(WHAT NEEDS TO BE DONE): Please copy out each line of the entries in which "caption" appears.

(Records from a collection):
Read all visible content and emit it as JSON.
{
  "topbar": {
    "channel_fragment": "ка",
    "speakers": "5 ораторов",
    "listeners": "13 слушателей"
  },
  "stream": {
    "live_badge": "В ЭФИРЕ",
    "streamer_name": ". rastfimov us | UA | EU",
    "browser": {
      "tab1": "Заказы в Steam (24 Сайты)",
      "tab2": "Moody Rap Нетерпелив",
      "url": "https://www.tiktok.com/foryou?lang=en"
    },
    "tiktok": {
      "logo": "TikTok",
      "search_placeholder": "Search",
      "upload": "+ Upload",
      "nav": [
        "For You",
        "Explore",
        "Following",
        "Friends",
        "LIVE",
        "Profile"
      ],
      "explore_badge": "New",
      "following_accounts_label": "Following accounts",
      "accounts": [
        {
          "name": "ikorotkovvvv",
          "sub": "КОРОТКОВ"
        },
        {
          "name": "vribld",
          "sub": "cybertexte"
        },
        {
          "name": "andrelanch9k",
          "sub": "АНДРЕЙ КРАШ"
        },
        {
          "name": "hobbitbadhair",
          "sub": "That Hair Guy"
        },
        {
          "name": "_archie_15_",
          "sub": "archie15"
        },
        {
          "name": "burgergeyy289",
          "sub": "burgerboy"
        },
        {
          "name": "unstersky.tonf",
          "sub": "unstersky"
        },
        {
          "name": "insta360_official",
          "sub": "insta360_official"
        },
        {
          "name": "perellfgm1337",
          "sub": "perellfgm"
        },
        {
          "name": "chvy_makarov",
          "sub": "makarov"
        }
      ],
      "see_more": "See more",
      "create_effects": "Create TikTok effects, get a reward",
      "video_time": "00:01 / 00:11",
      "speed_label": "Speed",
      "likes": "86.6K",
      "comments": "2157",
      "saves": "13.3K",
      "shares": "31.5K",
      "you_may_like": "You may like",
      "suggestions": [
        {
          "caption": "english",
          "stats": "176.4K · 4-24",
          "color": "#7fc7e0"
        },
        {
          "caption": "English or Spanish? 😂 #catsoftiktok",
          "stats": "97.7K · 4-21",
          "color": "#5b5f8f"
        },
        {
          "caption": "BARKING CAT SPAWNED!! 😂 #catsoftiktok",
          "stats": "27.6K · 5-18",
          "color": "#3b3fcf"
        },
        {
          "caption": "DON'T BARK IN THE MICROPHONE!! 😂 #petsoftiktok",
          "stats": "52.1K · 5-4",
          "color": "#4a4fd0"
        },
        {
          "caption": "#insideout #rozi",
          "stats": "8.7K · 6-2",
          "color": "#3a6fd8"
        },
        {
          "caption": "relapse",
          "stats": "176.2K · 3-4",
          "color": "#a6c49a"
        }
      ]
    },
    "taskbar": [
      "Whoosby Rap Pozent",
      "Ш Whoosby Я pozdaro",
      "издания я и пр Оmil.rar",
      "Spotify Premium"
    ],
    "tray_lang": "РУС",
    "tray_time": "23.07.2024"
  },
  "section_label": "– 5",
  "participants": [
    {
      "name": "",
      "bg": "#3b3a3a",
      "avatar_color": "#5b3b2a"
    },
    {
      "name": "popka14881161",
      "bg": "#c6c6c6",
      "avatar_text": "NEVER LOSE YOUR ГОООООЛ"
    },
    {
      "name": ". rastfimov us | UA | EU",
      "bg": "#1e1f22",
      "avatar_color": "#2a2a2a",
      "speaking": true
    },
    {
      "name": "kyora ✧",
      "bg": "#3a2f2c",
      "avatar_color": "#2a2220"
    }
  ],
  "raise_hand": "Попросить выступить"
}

(COMPLETED TASK):
          "caption": "english",
          "caption": "English or Spanish? 😂 #catsoftiktok",
          "caption": "BARKING CAT SPAWNED!! 😂 #catsoftiktok",
          "caption": "DON'T BARK IN THE MICROPHONE!! 😂 #petsoftiktok",
          "caption": "#insideout #rozi",
          "caption": "relapse",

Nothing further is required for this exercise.